That being said, we are where we are, and even if national minimum wage law is enforced in cases of unpaid internships that can be shown to qualify as ‘work’, other forms of internship – paid and unpaid – are still likely to remain. I’ve argued before on this blog that internships should now be conceived of as a kind of near-essential training for the professions and, therefore, should be made accessible to all via grants and loans in the same way as higher education is. I must concede that this is very unlikely to happen any time soon, but one thing that could be introduced fairly easily is a kitemark for organisations offering top-quality internships. (An organisation called Internocracy was at one stage doing this, but it’s unclear whether or not they are still active.) This would recognise and encourage best practice, helping prospective interns (and potential future employers looking at their CVs) to distinguish useful and enriching internships from those that are not. If such a kitemark was introduced, the RSA would come top in class.
There are a number of reasons (apart from the fact that it is paid, which is obviously great) why my internship in the RSA Education Team has been so good. The first, and maybe the most important, is that is has given me some valuable skills and experiences that I did not have before.

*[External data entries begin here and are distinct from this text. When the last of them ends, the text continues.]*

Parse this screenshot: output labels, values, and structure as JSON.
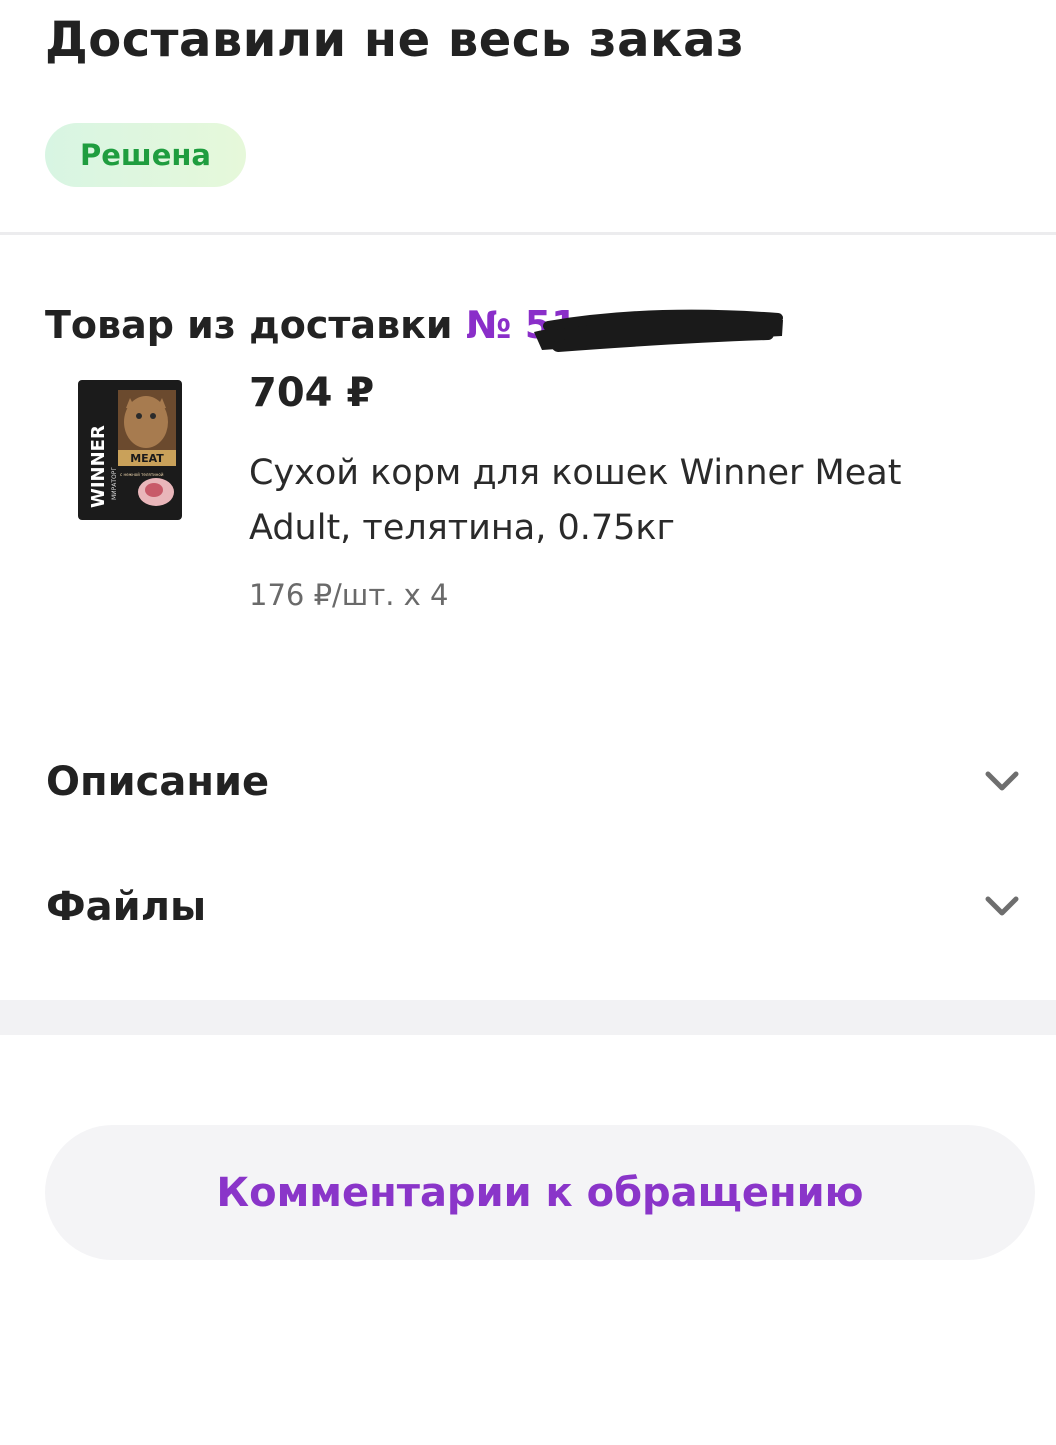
{
  "header": {
    "title": "Доставили не весь заказ",
    "status": "Решена"
  },
  "delivery": {
    "heading": "Товар из доставки",
    "order_number_prefix": "№ 51"
  },
  "product": {
    "image_brand": "WINNER",
    "image_sub_brand": "МИРАТОРГ",
    "image_label": "MEAT",
    "image_flavor": "с нежной телятиной",
    "price": "704 ₽",
    "name": "Сухой корм для кошек Winner Meat Adult, телятина, 0.75кг",
    "unit_price": "176 ₽/шт. x 4"
  },
  "accordions": [
    {
      "label": "Описание",
      "icon": "chevron-down-icon"
    },
    {
      "label": "Файлы",
      "icon": "chevron-down-icon"
    }
  ],
  "actions": {
    "comments_label": "Комментарии к обращению"
  },
  "colors": {
    "accent": "#8a35c9",
    "status_text": "#1f9d3f",
    "status_bg": "#dff6e1"
  }
}
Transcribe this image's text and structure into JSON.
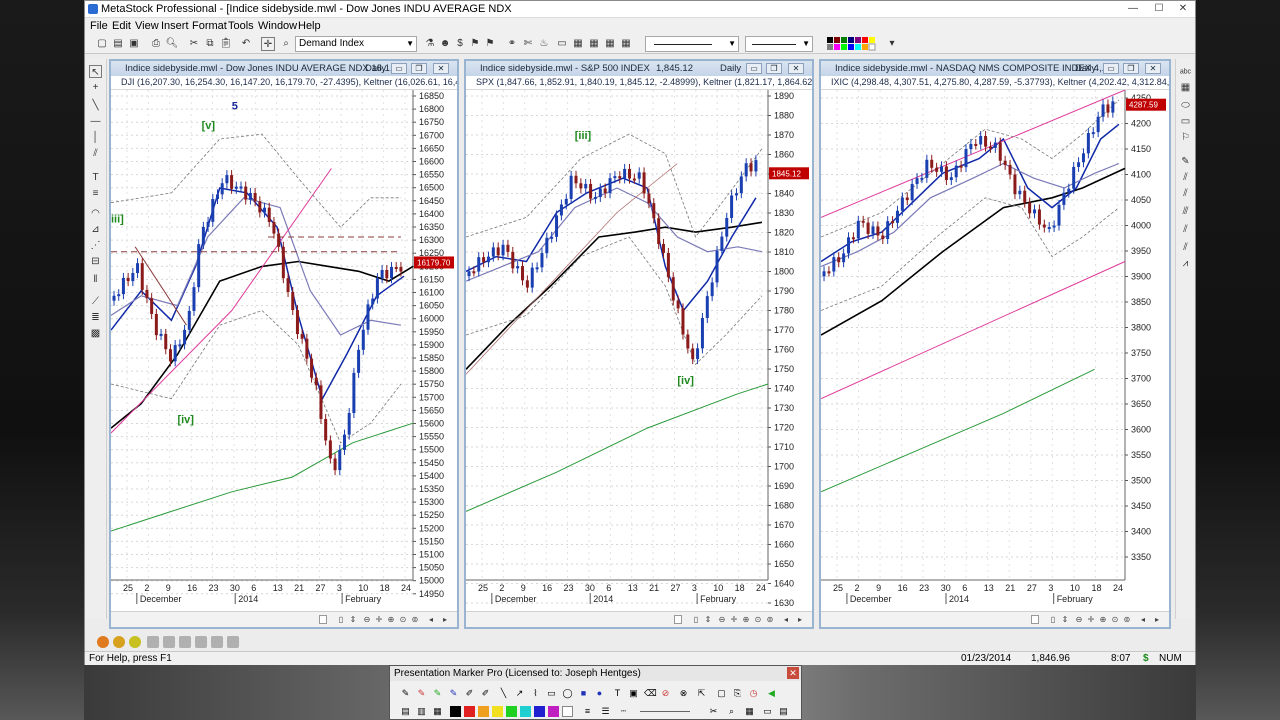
{
  "app": {
    "title": "MetaStock Professional - [Indice sidebyside.mwl - Dow Jones INDU AVERAGE NDX",
    "minimize": "—",
    "maximize": "☐",
    "close": "✕"
  },
  "menu": [
    "File",
    "Edit",
    "View",
    "Insert",
    "Format",
    "Tools",
    "Window",
    "Help"
  ],
  "toolbar": {
    "security_combo": "Demand Index",
    "line_combo_1": "",
    "line_combo_2": ""
  },
  "windows": [
    {
      "title": "Indice sidebyside.mwl - Dow Jones INDU AVERAGE NDX   16,1...",
      "period": "Daily",
      "legend": "DJI (16,207.30, 16,254.30, 16,147.20, 16,179.70, -27.4395), Keltner (16,026.61, 16,413.9",
      "price_box": "16179.70",
      "wave_labels": [
        "5",
        "[v]",
        "iii]",
        "[iv]"
      ],
      "y_ticks": [
        "16850",
        "16800",
        "16750",
        "16700",
        "16650",
        "16600",
        "16550",
        "16500",
        "16450",
        "16400",
        "16350",
        "16300",
        "16250",
        "16200",
        "16150",
        "16100",
        "16050",
        "16000",
        "15950",
        "15900",
        "15850",
        "15800",
        "15750",
        "15700",
        "15650",
        "15600",
        "15550",
        "15500",
        "15450",
        "15400",
        "15350",
        "15300",
        "15250",
        "15200",
        "15150",
        "15100",
        "15050",
        "15000",
        "14950"
      ],
      "x_ticks": [
        "25",
        "2",
        "9",
        "16",
        "23",
        "30",
        "6",
        "13",
        "21",
        "27",
        "3",
        "10",
        "18",
        "24"
      ],
      "x_months": [
        "December",
        "2014",
        "February"
      ]
    },
    {
      "title": "Indice sidebyside.mwl - S&P 500 INDEX",
      "value": "1,845.12",
      "period": "Daily",
      "legend": "SPX (1,847.66, 1,852.91, 1,840.19, 1,845.12, -2.48999), Keltner (1,821.17, 1,864.62, 1,77",
      "price_box": "1845.12",
      "wave_labels": [
        "[iii]",
        "[iv]"
      ],
      "y_ticks": [
        "1890",
        "1880",
        "1870",
        "1860",
        "1850",
        "1840",
        "1830",
        "1820",
        "1810",
        "1800",
        "1790",
        "1780",
        "1770",
        "1760",
        "1750",
        "1740",
        "1730",
        "1720",
        "1710",
        "1700",
        "1690",
        "1680",
        "1670",
        "1660",
        "1650",
        "1640",
        "1630"
      ],
      "x_ticks": [
        "25",
        "2",
        "9",
        "16",
        "23",
        "30",
        "6",
        "13",
        "21",
        "27",
        "3",
        "10",
        "18",
        "24"
      ],
      "x_months": [
        "December",
        "2014",
        "February"
      ]
    },
    {
      "title": "Indice sidebyside.mwl - NASDAQ NMS COMPOSITE INDEX  4,...",
      "period": "Daily",
      "legend": "IXIC (4,298.48, 4,307.51, 4,275.80, 4,287.59, -5.37793), Keltner (4,202.42, 4,312.84, 4,09",
      "price_box": "4287.59",
      "y_ticks": [
        "4250",
        "4200",
        "4150",
        "4100",
        "4050",
        "4000",
        "3950",
        "3900",
        "3850",
        "3800",
        "3750",
        "3700",
        "3650",
        "3600",
        "3550",
        "3500",
        "3450",
        "3400",
        "3350"
      ],
      "x_ticks": [
        "25",
        "2",
        "9",
        "16",
        "23",
        "30",
        "6",
        "13",
        "21",
        "27",
        "3",
        "10",
        "18",
        "24"
      ],
      "x_months": [
        "December",
        "2014",
        "February"
      ]
    }
  ],
  "status": {
    "help": "For Help, press F1",
    "date": "01/23/2014",
    "value": "1,846.96",
    "time": "8:07",
    "dollar": "$",
    "num": "NUM"
  },
  "presentation_marker": {
    "title": "Presentation Marker Pro (Licensed to: Joseph Hentges)",
    "close": "✕"
  },
  "colors": {
    "up_candle": "#1a3fb0",
    "down_candle": "#8b1a1a",
    "ma_fast": "#1029a8",
    "ma_slow": "#000000",
    "ma_mid": "#7a7ab8",
    "long_ma": "#2b9a3a",
    "trendline": "#e0399b",
    "wave_label_green": "#1e8a1e",
    "wave_label_blue": "#1a2a9a",
    "price_box": "#c00000"
  }
}
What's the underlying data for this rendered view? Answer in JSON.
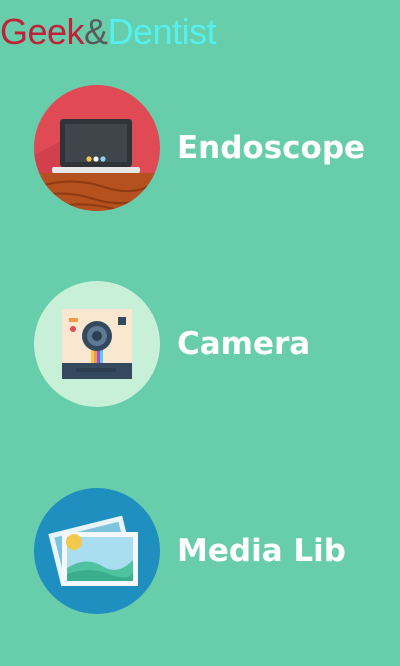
{
  "app": {
    "title_parts": [
      {
        "text": "Geek",
        "color": "#C0223A"
      },
      {
        "text": "&",
        "color": "#5A5A5A"
      },
      {
        "text": "Dentist",
        "color": "#55F0F0"
      }
    ]
  },
  "colors": {
    "background": "#67CDAA",
    "label": "#FFFFFF"
  },
  "menu": {
    "items": [
      {
        "label": "Endoscope",
        "icon": "laptop-on-desk-icon",
        "icon_bg": "#E04A55"
      },
      {
        "label": "Camera",
        "icon": "instant-camera-icon",
        "icon_bg": "#C8F0D8"
      },
      {
        "label": "Media Lib",
        "icon": "photo-gallery-icon",
        "icon_bg": "#1F8FC0"
      }
    ]
  }
}
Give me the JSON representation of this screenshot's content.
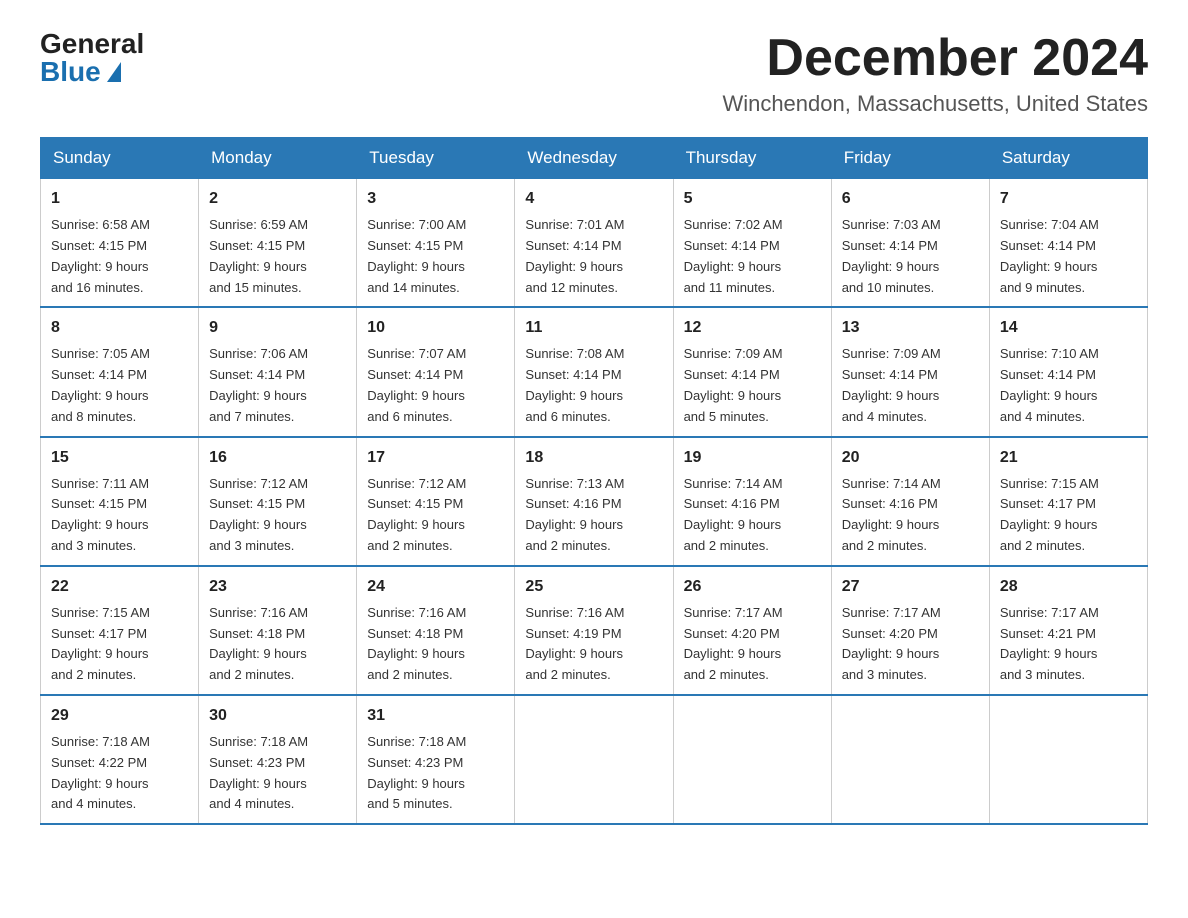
{
  "logo": {
    "general": "General",
    "blue": "Blue"
  },
  "title": {
    "month": "December 2024",
    "location": "Winchendon, Massachusetts, United States"
  },
  "headers": [
    "Sunday",
    "Monday",
    "Tuesday",
    "Wednesday",
    "Thursday",
    "Friday",
    "Saturday"
  ],
  "weeks": [
    [
      {
        "day": "1",
        "sunrise": "6:58 AM",
        "sunset": "4:15 PM",
        "daylight": "9 hours and 16 minutes."
      },
      {
        "day": "2",
        "sunrise": "6:59 AM",
        "sunset": "4:15 PM",
        "daylight": "9 hours and 15 minutes."
      },
      {
        "day": "3",
        "sunrise": "7:00 AM",
        "sunset": "4:15 PM",
        "daylight": "9 hours and 14 minutes."
      },
      {
        "day": "4",
        "sunrise": "7:01 AM",
        "sunset": "4:14 PM",
        "daylight": "9 hours and 12 minutes."
      },
      {
        "day": "5",
        "sunrise": "7:02 AM",
        "sunset": "4:14 PM",
        "daylight": "9 hours and 11 minutes."
      },
      {
        "day": "6",
        "sunrise": "7:03 AM",
        "sunset": "4:14 PM",
        "daylight": "9 hours and 10 minutes."
      },
      {
        "day": "7",
        "sunrise": "7:04 AM",
        "sunset": "4:14 PM",
        "daylight": "9 hours and 9 minutes."
      }
    ],
    [
      {
        "day": "8",
        "sunrise": "7:05 AM",
        "sunset": "4:14 PM",
        "daylight": "9 hours and 8 minutes."
      },
      {
        "day": "9",
        "sunrise": "7:06 AM",
        "sunset": "4:14 PM",
        "daylight": "9 hours and 7 minutes."
      },
      {
        "day": "10",
        "sunrise": "7:07 AM",
        "sunset": "4:14 PM",
        "daylight": "9 hours and 6 minutes."
      },
      {
        "day": "11",
        "sunrise": "7:08 AM",
        "sunset": "4:14 PM",
        "daylight": "9 hours and 6 minutes."
      },
      {
        "day": "12",
        "sunrise": "7:09 AM",
        "sunset": "4:14 PM",
        "daylight": "9 hours and 5 minutes."
      },
      {
        "day": "13",
        "sunrise": "7:09 AM",
        "sunset": "4:14 PM",
        "daylight": "9 hours and 4 minutes."
      },
      {
        "day": "14",
        "sunrise": "7:10 AM",
        "sunset": "4:14 PM",
        "daylight": "9 hours and 4 minutes."
      }
    ],
    [
      {
        "day": "15",
        "sunrise": "7:11 AM",
        "sunset": "4:15 PM",
        "daylight": "9 hours and 3 minutes."
      },
      {
        "day": "16",
        "sunrise": "7:12 AM",
        "sunset": "4:15 PM",
        "daylight": "9 hours and 3 minutes."
      },
      {
        "day": "17",
        "sunrise": "7:12 AM",
        "sunset": "4:15 PM",
        "daylight": "9 hours and 2 minutes."
      },
      {
        "day": "18",
        "sunrise": "7:13 AM",
        "sunset": "4:16 PM",
        "daylight": "9 hours and 2 minutes."
      },
      {
        "day": "19",
        "sunrise": "7:14 AM",
        "sunset": "4:16 PM",
        "daylight": "9 hours and 2 minutes."
      },
      {
        "day": "20",
        "sunrise": "7:14 AM",
        "sunset": "4:16 PM",
        "daylight": "9 hours and 2 minutes."
      },
      {
        "day": "21",
        "sunrise": "7:15 AM",
        "sunset": "4:17 PM",
        "daylight": "9 hours and 2 minutes."
      }
    ],
    [
      {
        "day": "22",
        "sunrise": "7:15 AM",
        "sunset": "4:17 PM",
        "daylight": "9 hours and 2 minutes."
      },
      {
        "day": "23",
        "sunrise": "7:16 AM",
        "sunset": "4:18 PM",
        "daylight": "9 hours and 2 minutes."
      },
      {
        "day": "24",
        "sunrise": "7:16 AM",
        "sunset": "4:18 PM",
        "daylight": "9 hours and 2 minutes."
      },
      {
        "day": "25",
        "sunrise": "7:16 AM",
        "sunset": "4:19 PM",
        "daylight": "9 hours and 2 minutes."
      },
      {
        "day": "26",
        "sunrise": "7:17 AM",
        "sunset": "4:20 PM",
        "daylight": "9 hours and 2 minutes."
      },
      {
        "day": "27",
        "sunrise": "7:17 AM",
        "sunset": "4:20 PM",
        "daylight": "9 hours and 3 minutes."
      },
      {
        "day": "28",
        "sunrise": "7:17 AM",
        "sunset": "4:21 PM",
        "daylight": "9 hours and 3 minutes."
      }
    ],
    [
      {
        "day": "29",
        "sunrise": "7:18 AM",
        "sunset": "4:22 PM",
        "daylight": "9 hours and 4 minutes."
      },
      {
        "day": "30",
        "sunrise": "7:18 AM",
        "sunset": "4:23 PM",
        "daylight": "9 hours and 4 minutes."
      },
      {
        "day": "31",
        "sunrise": "7:18 AM",
        "sunset": "4:23 PM",
        "daylight": "9 hours and 5 minutes."
      },
      null,
      null,
      null,
      null
    ]
  ],
  "labels": {
    "sunrise": "Sunrise:",
    "sunset": "Sunset:",
    "daylight": "Daylight:"
  }
}
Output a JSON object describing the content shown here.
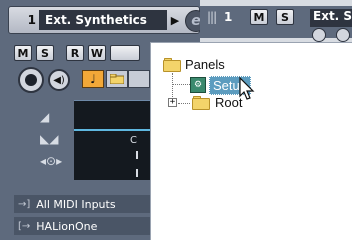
{
  "track": {
    "number": "1",
    "name": "Ext. Synthetics",
    "arrow": "▶",
    "edit_label": "e"
  },
  "buttons": {
    "mute": "M",
    "solo": "S",
    "read": "R",
    "write": "W"
  },
  "meter": {
    "note_label": "C"
  },
  "routing": {
    "input": "All MIDI Inputs",
    "output": "HALionOne"
  },
  "top_strip": {
    "number": "1",
    "mute": "M",
    "solo": "S",
    "name": "Ext. Sy"
  },
  "tree": {
    "root_label": "Panels",
    "items": [
      {
        "label": "Setup",
        "selected": true
      },
      {
        "label": "Root",
        "selected": false
      }
    ],
    "expander": "+"
  },
  "colors": {
    "accent": "#5c9cbf",
    "note_button": "#f2a838",
    "meter_line": "#5fb8e0"
  }
}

Perhaps the most rewarding was the opportunity (I call it an ‘opportunity’ now but at times it felt more like an impossible challenge) to design, organise, manage, and deliver an all-day event at the RSA in which 40 students from schools in the RSA’s Family of Academies came to discuss student leadership and design enrichment activities to be introduced in their school(s). Now I think about it, it is fitting that by planning an event in which students would learn about the importance of enrichment activities and design ones for themselves, I was actually enriching myself enormously. Another more recent example is the work that I have done supporting the RSA’s current research looking into in-year admissions in England, which has involved, amongst other things, helping to build, design, format and test a survey sent out to all local authorities in England.
Another reason why this internship has been so good is the fact that the RSA is such an interesting and enjoyable place to be. Coming in every day to work in a beautiful 18th century building which plays host to events and lectures from some of the most stimulating and groundbreaking speakers – including some of my favourite philosophers – has been a privilege. I don’t know what it was like to be around the RSA when Benjamin Franklin or Karl Marx were Fellows, but right now it feels like a place where imaginative, innovative and independent-minded people can come to discuss ideas (through debate and dissent, not brainstorming) and, most importantly, devise solutions to today’s most pressing social problems. I suppose that is what they mean by 21st Century Enlightenment.
The final thing which has made my internship at the RSA so great has been the staff, starting of course with the Education Team. Interesting and interested (I love that distinction), conscientious and collaborative, principled yet practical, light-hearted while hard-headed: the RSA is literally made by the people who work here, and they have made my internship the best it could have possibly been.
I’m now moving on to start a permanent job at the Citizenship Foundation, and no doubt my brief stint at the RSA helped me to secure that position. But I will most definitely keep close tabs on the goings on at the RSA, if only to see if it gets that internship kitemark.